Author Notes: As summer hits its stride, and gloriously fresh produce becomes a luxurious stalwart of everyday noshing, I eat as many tomatoes as I possibly can. A daily caprese? Sure! Plain, like an apple, juices running down my chin? Happily! White bread, mayo, tom slices and salt? You bet. And the list goes on and on and on.
But sometimes, it's fun to diversify as well as let tomatoes play a supporting role rather than star. A good tart always makes me smile, in part because making one is an excuse to construct and delight in Molly Wizenberg's perfect crust. Have fun with the filling, but don't mess with the shell!
Summer tarts need to be light though; today in DC for example, it is hot, gray, intermittently rainy and muggy to the max. The last thing I need is an overwrought fiesta that would leave me feeling even swampier.
This tart seems to defy gravity and is wonderful warm, at room temp, and, I suspect, cold. It's the best sort of simple- to make and in flavor- and takes full advantage of and highlights what's in season now!

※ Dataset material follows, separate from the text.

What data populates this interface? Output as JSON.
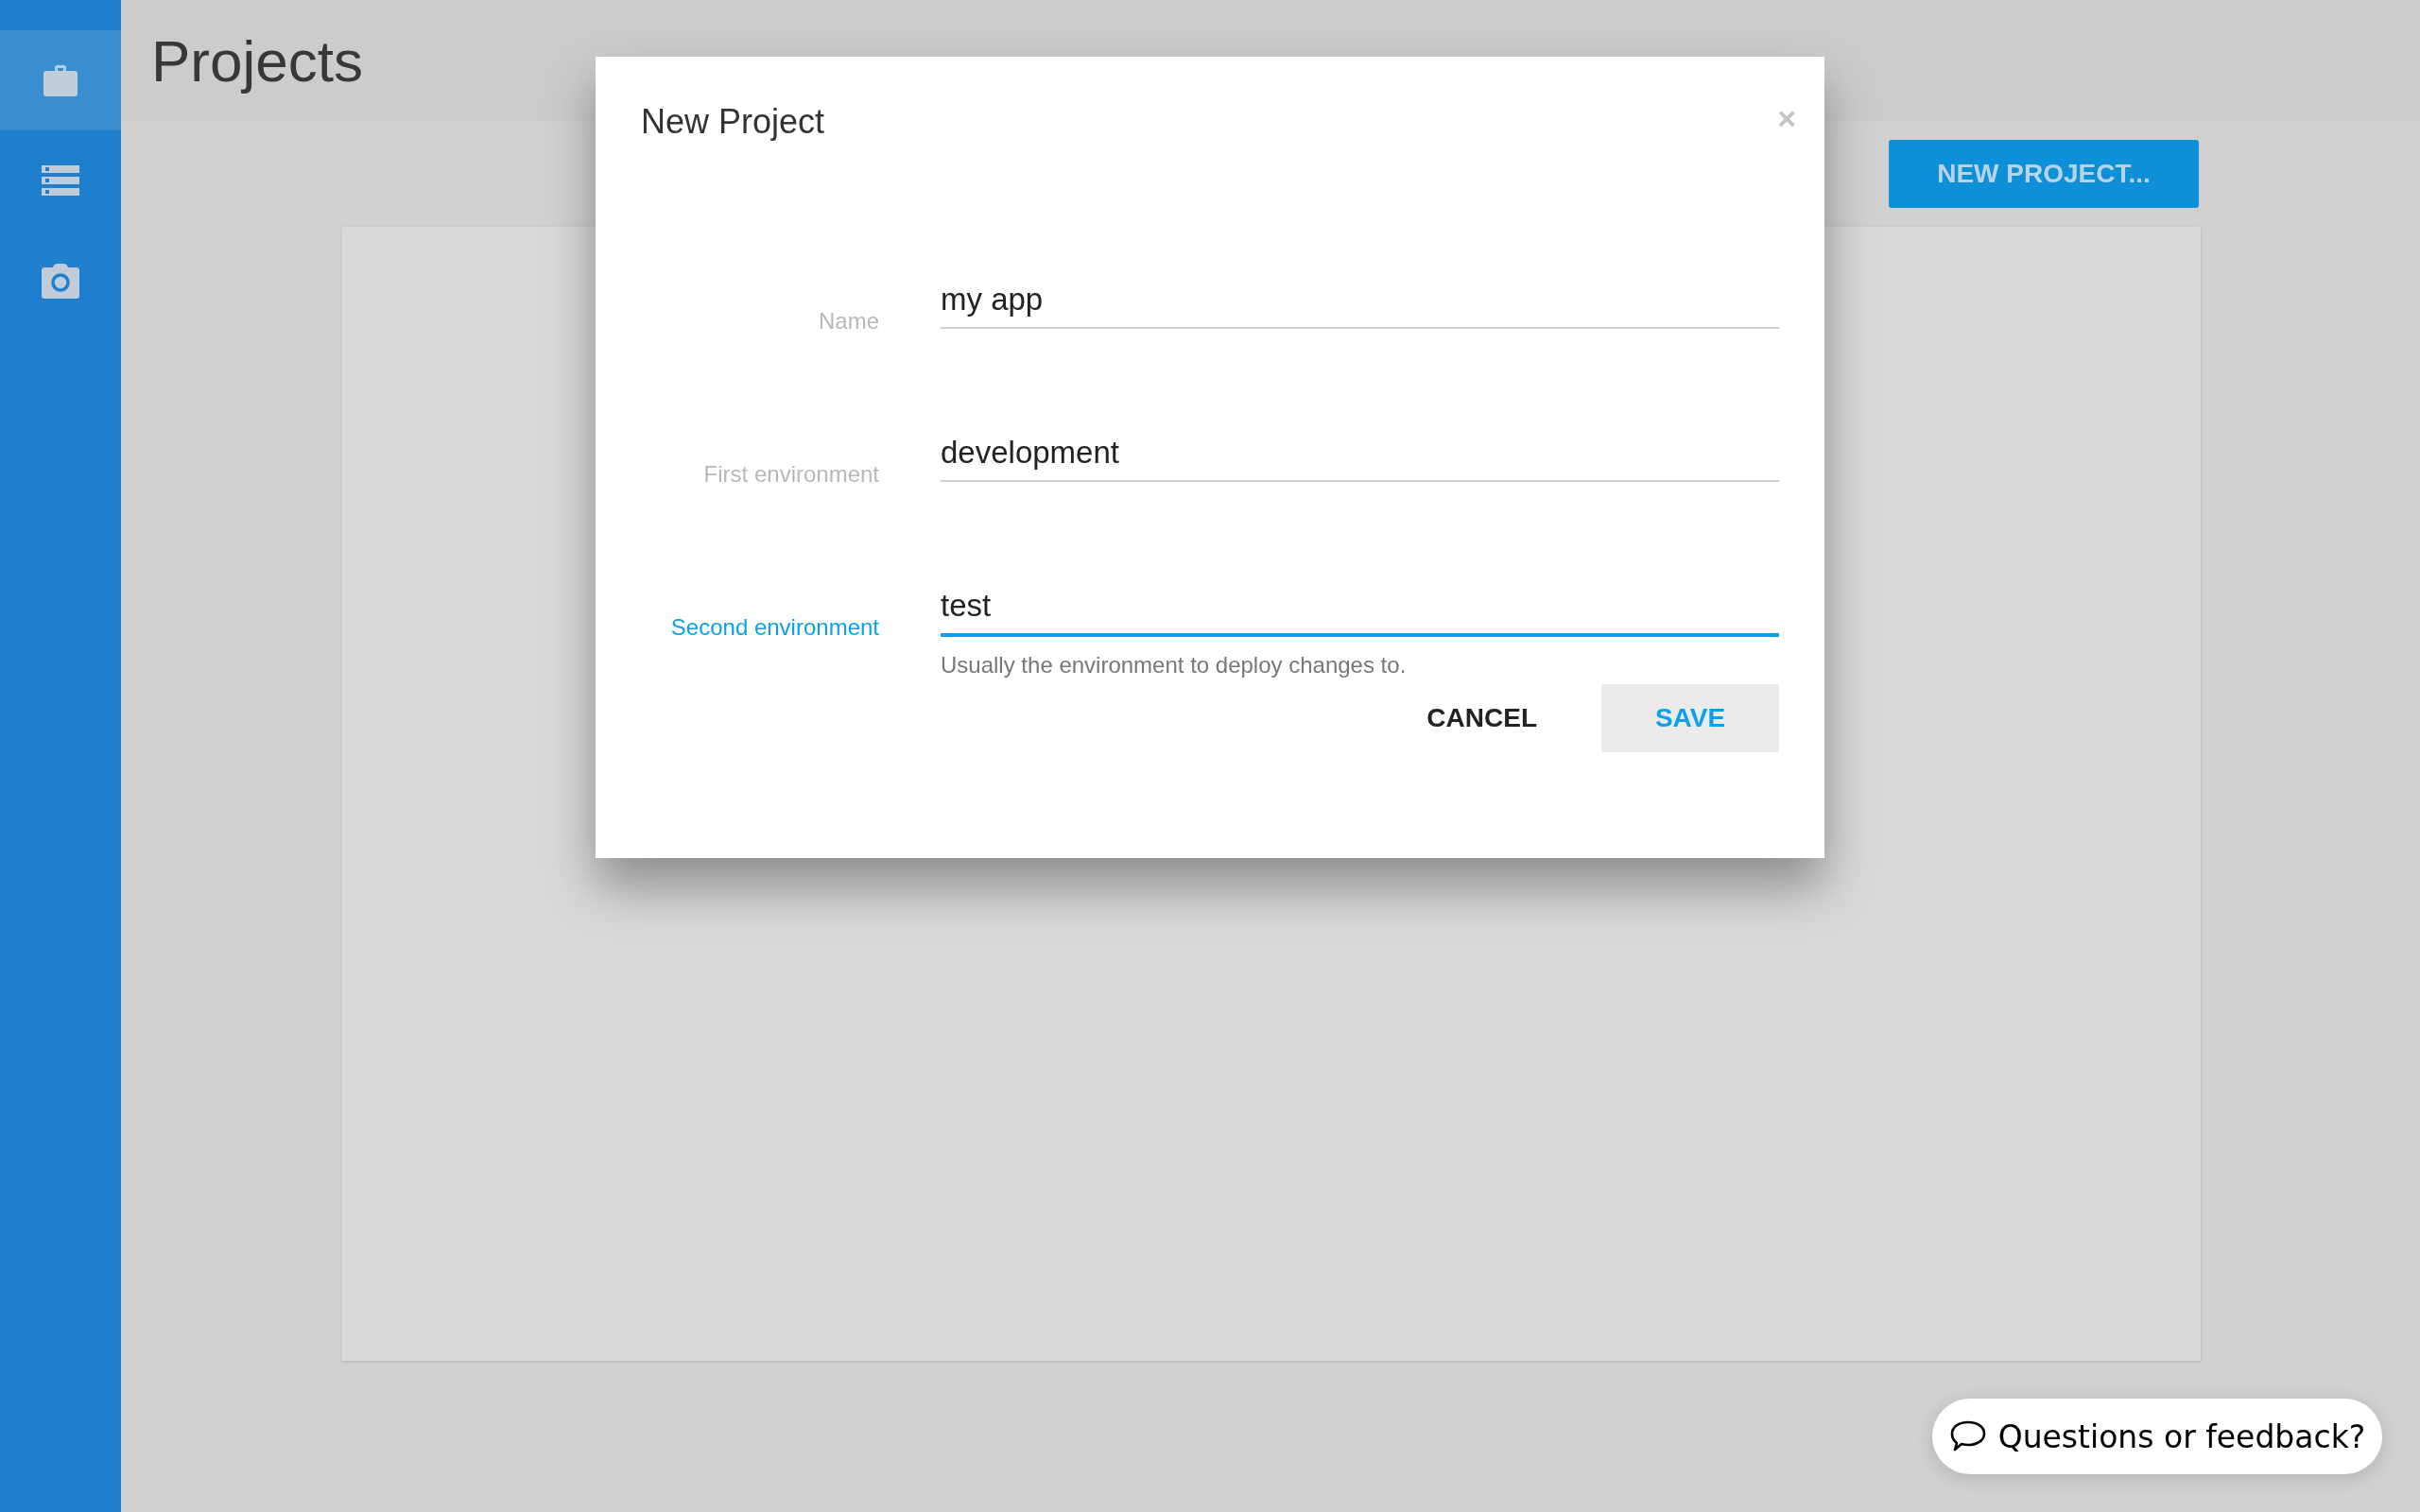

This recipe requires advance work so start early. If you have it, 9" tart pan with a removable bottom is optimal, but a pie plate would also work. - em-i-lis
Makes 1 9" tart
For the crust and slow-roasted tomatoes
- 4 tablespoons ice water (you might need up to 2 additional teaspoons)
- 3/4 teaspoons apple cider vinegar
- 1½ cup all-purpose flour
- 3/4 teaspoons sea salt
- 9 tablespoons unsalted butter, chilled but not frozen, cut into chunks
- 2 large, ripe tomatoes, washed and sliced into 1/4" rounds
- olive oil
- In a small bowl, stir together the 4 tablespoons ice water and the vinegar, and set aside. In the bowl of a food processor, pulse together the flour and 3/4 teaspoons of sea salt. Add the butter and pulse until well-incorporated. With the motor running, pour in the water-vinegar mixture and let the dough come together. If it seems dry, add a teaspoon of additional ice water at a time (I usually add 1-2 teaspoons). Turn the dough into a bowl and shape into a ball. Place the ball on a sheet of plastic wrap, press gently into a disk, cover tightly with the wrap and refrigerate for at least two hours. (You can prepare to this point up to three days ahead).
- While the crust dough is chilling, prepare the tomatoes. Preheat the oven to 250° F and line a cookie pan with a sheet of foil. Drizzle the foil lightly with olive oil, and place the tomato rounds in a single layer on top. Sprinkle generously with salt. When the oven is at temp, slide in the pan of tomatoes, and cook for 55-60 minutes. When they're done, remove and reserve.
To finish the tart and the tart filling
- 1/3 cup snipped chives
- 1/3 cup chopped parsley
- 1/3 cup chiffonade, or chopped, basil (I used purple but green is great too)
- 2 large eggs
- 1 large egg yolk
- 1/4 cup whipping cream
- 1/4 cup + 2 tablespoons milk (I used 2%)
- 1/2 teaspoon sea salt, plus more for sprinkling on top
- 1/3 cup farmers cheese, crumbled (you could also use young chevre, well-drained ricotta, or even feta though the latter will change the taste of this slightly to a tangier one)
- pecorino for grating over the top, at least 2 tablespoons, more is good
- freshly ground pepper
- Preheat the oven to 375° F, and on a lightly floured surface, roll out your crust dough to a roughly 1/4" thick circle. Invert it over your tart pan, folding in the overhang but leaving at least 1/4" sticking up over the sides. It will shrink as it cooks, and you want it to still be high enough to accommodate all the filling.
- Line the inside with foil and place pie weights or dried beans on top. Be sure to dock the sides as best you can so as to avoid collapse of the walls/sides. Bake the crust for 25 minutes. Remove the weights and foil and bake an additional 5 minutes.
- Leaving your oven on, remove the tart shell from the oven, place it on a large baking sheet and let cool slightly while you prepare the filling. In a small bowl, toss together the chives, parsley and basil until well-combined. Set aside. In a mixing bowl, whisk together the eggs, whipping cream, milk and salt, and set aside.
- Line the bottom of your tart shell with the roasted tomato rounds (do this gently because they are fragile). Atop those, add the farmers cheese and herb mixture, trying to make the distribution across the tomatoes as uniform as possible. Carefully pour the egg mixture over the top of the tomatoes, herbs and cheese. Grate pecorino generously over the top, and then sprinkle with a bit more salt and some freshly ground pepper.
- Slide the pan with the tart on it into the oven and bake 25-27 minutes, or until the top is golden and set. When done, carefully remove the tart pan from the baking sheet and slide onto a wire rack. Cool ten minutes and then carefully remove the tart pan ring from the base and tart. Cut into wedges and serve, cool to room temp and serve, or cool completely and then refrigerate until ready to serve.